U.S. Sen. Mark Udall, D-Colo., said timber products and biomass energy are essential to forest management and to reduce wildfire risks throughout Colorado.
“Jobs are at stake,” Udall said in a statement.
The U.S. Forest Service did not return a phone call seeking comment.
About 25 logging and trucking contractors for Montrose Forest Products were unable to work during the shutdown because the Forest Service prevented work on timber sale contracts on area forests.
Sawmill resource forester Norm Birtcher said the shutdown cut the amount of materials coming into the mill for two weeks just as the mill is trying to stockpile inventory for the spring thaw, the Grand Junction Daily Sentinel reported Tuesday.
“The mill is in jeopardy of shutting down this spring a couple of weeks because of the logs we were unable to bring in,” Birtcher said.
About 90 people work at the mill, with another 60 or so doing trucking, logging and road-building contract work, he said. Some contractor crews were able to shift to private-land timber to keep working and supplying the mill.
The shutdown also affected Hotchkiss-based West Range Reclamation, which does forest health and fuels-reduction treatment work, including under federal forest stewardship contracts.
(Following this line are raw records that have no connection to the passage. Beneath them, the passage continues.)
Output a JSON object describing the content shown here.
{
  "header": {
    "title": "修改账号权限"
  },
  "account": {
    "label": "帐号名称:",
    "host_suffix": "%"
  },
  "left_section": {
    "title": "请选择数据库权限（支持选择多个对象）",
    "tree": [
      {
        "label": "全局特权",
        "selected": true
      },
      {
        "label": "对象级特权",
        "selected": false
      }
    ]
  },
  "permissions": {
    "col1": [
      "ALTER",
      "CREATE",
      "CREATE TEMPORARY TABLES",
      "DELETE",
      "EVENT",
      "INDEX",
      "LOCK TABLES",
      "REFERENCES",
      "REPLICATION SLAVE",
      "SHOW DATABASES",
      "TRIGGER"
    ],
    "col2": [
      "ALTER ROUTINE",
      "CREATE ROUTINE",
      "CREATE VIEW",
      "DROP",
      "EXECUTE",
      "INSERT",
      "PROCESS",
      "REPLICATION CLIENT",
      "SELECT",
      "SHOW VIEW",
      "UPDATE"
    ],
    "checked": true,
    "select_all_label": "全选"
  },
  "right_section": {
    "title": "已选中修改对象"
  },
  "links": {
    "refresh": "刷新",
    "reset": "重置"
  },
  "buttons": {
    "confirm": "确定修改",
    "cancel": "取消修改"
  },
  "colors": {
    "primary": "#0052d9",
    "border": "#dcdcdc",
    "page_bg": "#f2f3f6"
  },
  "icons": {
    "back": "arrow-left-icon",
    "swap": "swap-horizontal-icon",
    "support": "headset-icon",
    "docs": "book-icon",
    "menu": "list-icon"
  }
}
As of early August, West Range had about 60 employees working around the state, including around 10 at its Hotchkiss office.